The price moves in equities are bewildering. Massive moves, on no news. Even more interesting is that bonds barely moved today. High yield also sold off, but in a fairly modest fashion. In other words, it seems like equities are moving massively in a vacuum. People are de-risking by reducing equity leverage and going to cash only. That may sound like the market is full of goldbugs, but as we know, gold has gotten killed.
It has been popular to ascribe equity weakness to growth concerns, but bond yields do not support that hypothesis.
The only explanation I can think of is that someone is short a ton of gamma around the 1950 mark. There was similar volatility around that figure on 7/31 and mid August.
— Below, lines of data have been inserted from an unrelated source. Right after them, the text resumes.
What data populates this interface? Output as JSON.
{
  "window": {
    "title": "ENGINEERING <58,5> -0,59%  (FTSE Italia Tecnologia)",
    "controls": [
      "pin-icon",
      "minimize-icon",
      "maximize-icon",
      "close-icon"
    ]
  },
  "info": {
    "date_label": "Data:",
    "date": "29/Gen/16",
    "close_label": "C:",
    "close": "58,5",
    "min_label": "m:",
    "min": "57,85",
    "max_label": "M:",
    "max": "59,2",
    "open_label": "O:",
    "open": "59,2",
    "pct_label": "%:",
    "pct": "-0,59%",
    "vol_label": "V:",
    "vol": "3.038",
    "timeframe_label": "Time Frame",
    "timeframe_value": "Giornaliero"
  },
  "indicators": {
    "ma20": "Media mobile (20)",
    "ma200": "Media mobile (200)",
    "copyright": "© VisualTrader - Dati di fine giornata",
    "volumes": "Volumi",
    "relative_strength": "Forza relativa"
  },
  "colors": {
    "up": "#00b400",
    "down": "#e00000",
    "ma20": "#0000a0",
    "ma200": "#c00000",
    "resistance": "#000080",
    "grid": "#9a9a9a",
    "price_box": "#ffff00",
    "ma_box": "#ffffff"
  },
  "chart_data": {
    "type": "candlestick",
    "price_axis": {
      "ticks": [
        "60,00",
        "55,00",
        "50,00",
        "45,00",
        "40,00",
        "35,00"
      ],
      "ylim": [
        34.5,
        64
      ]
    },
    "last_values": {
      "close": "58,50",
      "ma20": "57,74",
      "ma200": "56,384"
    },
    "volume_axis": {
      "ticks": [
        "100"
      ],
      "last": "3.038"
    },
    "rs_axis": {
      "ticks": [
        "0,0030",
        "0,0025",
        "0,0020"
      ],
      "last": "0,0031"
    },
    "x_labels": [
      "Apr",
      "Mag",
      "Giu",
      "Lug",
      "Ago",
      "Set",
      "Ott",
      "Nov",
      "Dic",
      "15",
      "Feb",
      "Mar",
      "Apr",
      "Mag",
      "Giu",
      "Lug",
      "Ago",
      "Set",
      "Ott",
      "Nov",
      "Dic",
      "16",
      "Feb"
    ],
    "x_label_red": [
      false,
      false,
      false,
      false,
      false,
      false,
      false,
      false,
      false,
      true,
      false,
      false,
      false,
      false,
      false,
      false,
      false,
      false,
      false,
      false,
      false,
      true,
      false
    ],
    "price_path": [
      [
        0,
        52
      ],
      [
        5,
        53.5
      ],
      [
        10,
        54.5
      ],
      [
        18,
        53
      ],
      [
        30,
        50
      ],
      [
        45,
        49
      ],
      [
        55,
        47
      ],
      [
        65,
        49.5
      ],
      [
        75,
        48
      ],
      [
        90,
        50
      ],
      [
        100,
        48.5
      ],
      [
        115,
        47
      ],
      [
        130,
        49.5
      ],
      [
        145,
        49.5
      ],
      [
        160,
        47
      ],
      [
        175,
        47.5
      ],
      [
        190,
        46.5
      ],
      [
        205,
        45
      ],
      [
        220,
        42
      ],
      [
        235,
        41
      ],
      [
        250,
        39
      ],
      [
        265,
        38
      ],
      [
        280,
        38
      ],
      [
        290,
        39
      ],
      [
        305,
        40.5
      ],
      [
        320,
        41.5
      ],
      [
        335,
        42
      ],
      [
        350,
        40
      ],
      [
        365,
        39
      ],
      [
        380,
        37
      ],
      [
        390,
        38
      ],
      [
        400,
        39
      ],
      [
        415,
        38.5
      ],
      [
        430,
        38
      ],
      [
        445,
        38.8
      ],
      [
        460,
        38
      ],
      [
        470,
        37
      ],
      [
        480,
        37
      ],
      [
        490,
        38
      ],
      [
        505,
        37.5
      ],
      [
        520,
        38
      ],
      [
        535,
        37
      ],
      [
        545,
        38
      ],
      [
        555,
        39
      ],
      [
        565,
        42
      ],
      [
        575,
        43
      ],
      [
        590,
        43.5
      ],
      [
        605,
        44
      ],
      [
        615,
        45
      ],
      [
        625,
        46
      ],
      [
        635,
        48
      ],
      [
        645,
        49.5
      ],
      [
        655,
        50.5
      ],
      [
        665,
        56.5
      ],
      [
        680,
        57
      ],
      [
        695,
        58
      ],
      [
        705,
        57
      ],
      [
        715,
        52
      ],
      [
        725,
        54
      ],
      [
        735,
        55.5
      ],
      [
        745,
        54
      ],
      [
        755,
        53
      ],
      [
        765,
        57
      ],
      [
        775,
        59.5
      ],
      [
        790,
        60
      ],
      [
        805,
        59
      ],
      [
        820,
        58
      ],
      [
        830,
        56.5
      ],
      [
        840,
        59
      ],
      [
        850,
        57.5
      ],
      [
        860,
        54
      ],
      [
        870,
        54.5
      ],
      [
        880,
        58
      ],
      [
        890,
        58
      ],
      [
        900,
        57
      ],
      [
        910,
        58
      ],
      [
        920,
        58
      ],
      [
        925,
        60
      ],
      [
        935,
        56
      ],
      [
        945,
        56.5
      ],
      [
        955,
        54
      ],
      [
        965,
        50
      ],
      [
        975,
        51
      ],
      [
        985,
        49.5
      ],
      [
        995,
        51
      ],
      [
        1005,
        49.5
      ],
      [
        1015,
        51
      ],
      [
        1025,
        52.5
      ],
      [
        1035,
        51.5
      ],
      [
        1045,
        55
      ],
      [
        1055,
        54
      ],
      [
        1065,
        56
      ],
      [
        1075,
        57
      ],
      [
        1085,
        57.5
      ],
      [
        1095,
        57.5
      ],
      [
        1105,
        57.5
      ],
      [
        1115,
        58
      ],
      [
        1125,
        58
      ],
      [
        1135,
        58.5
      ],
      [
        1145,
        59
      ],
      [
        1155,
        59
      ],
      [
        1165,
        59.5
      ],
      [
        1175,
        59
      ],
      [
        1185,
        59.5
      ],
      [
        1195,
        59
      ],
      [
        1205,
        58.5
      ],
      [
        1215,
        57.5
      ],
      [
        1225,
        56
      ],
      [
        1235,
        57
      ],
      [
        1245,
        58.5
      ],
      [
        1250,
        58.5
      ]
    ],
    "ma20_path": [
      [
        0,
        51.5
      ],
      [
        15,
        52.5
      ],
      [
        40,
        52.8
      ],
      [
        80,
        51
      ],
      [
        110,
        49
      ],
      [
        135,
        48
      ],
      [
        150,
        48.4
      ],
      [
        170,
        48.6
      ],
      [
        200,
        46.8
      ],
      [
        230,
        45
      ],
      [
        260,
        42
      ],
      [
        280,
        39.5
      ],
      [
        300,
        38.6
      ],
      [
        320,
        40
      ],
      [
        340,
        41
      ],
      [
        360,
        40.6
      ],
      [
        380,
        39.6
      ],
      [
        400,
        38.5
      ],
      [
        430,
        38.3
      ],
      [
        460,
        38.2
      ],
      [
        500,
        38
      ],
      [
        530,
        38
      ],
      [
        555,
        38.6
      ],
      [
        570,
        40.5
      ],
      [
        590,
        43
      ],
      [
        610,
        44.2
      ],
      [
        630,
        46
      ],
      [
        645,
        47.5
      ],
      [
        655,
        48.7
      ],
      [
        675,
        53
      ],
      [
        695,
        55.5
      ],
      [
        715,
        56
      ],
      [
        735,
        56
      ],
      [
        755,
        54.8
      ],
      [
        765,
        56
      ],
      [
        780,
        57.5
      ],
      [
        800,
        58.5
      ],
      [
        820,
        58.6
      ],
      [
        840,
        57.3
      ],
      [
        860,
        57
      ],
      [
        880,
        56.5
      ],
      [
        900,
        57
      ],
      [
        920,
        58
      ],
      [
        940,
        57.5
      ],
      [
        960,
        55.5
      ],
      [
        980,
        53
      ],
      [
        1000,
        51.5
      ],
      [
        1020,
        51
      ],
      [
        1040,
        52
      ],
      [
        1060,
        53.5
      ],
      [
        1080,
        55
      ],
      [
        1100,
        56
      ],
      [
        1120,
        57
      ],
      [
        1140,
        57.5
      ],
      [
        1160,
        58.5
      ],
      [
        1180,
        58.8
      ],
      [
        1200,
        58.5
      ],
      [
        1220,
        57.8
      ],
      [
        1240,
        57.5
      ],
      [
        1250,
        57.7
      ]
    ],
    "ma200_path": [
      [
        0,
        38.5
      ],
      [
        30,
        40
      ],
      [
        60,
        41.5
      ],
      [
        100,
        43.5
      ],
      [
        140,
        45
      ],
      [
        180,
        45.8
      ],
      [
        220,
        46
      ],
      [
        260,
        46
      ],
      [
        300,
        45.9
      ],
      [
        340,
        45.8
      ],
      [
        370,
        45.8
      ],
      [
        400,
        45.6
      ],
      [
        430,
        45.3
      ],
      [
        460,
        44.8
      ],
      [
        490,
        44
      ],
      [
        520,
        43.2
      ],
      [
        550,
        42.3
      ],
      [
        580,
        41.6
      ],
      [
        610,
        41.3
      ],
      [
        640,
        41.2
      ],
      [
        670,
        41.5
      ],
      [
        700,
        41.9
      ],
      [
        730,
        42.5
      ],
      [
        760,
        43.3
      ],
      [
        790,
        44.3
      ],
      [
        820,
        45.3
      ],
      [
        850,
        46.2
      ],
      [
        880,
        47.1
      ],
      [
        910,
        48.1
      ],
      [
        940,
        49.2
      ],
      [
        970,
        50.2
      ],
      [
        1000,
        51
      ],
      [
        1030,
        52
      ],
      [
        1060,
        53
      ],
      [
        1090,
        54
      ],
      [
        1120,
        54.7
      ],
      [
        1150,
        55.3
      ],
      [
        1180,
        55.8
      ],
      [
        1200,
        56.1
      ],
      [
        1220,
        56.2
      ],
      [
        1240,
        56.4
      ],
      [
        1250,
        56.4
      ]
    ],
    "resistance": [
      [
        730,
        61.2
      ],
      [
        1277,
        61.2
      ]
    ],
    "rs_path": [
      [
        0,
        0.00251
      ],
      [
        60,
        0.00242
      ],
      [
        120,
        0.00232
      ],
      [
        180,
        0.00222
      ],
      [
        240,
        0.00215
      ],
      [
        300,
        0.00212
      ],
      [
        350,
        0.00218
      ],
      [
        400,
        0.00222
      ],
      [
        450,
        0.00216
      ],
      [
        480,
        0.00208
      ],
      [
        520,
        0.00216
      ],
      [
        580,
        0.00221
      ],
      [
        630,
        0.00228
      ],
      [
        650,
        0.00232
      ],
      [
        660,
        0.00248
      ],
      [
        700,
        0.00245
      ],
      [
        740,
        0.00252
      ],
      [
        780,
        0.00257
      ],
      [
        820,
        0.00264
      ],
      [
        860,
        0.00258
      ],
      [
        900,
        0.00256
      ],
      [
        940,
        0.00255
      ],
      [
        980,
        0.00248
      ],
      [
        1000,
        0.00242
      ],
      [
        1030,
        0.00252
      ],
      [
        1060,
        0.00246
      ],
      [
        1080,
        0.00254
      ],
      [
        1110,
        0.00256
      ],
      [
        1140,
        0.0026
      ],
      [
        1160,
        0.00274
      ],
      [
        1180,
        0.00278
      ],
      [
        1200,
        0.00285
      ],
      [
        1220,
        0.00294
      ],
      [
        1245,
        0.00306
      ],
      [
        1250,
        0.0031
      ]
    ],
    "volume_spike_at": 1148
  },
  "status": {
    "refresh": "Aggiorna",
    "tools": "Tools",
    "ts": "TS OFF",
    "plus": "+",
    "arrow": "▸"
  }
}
I’m grasping at straws though – I don’t really have anything other than price action to support that hypothesis. If true, another question is when the options mature. The October options expire next week, so there is a chance that this volatility around the 1950 figure goes away after next week. Open interest in SPX cash and futures options exhibit a strong tilt towards puts (and has been for some time) for strikes below 1960. Perhaps most of those puts are held by long only investors who are not actively delta hedging, which suggests dealer hedging has been a large driver.
The CBOE skew index has been elevated since late June, which suggests that market participants have been willing to pay a high premium for out of the money puts (relative to calls) since then, when SPX was trading around the 1970 level. The sharp drop on 7/31 corresponded with some normalization of that skew:
Not clear really – just another unverifiable hypothesis.
Another possibility is that with the end of QE looming, there is a sudden uncertainty regarding the appropriate clearing levels for markets.
I saw a few reports this afternoon noting that this price action was seen 3 days before the 1987 crash. How’s that for putting fear back into the markets? Note a major difference: back then, the Fed had started tightening about a year before. Reducing QE is not a tightening event, and also unlike then, bond yields are falling rather than rising.
- BoE kept policy unchanged as exp
- UK RICS House Price Balance declined to 30 vs 36 exp and 40 prev
- German Current Account declined to 10.3Bn vs 13.8Bn exp and 21.7Bn prev
- US Jobless Claims were stable at 287k vs 295k exp
- Australia’s September employment change saw -29.7k lost jobs versus +30k expected. This was the largest decline since April 2011. If the Australian Bureau of Statistics not changed the method applied in September, the loss would have been 172k jobs. The unemployment rate declined to 6.1% from 6.2% since the participation rate declined to 64.5% from 65%. JPM: This is despite growth in the working age population of 1.8% annualized. A resumption of the weak trend in participation (not just on revisions), which is now back at the lows for the cycle, is therefore flattering the unemployment rate.
- Fri: Canada Employment, USDA report
- Mon: US Holiday, China Trade Balance, Australia Business Confidence
- Tue: France CPI, UK CPI, German ZEW, US NFIB Survey,
- Wed: Draghi Speaks, UK Employment, US Retail Sales, PPI, New Zealand PMI, Consumer Confidence, RBA FX Transactions
- Thu: EU CPI, US Jobless Claims, US Philly Fed, NAHB Survey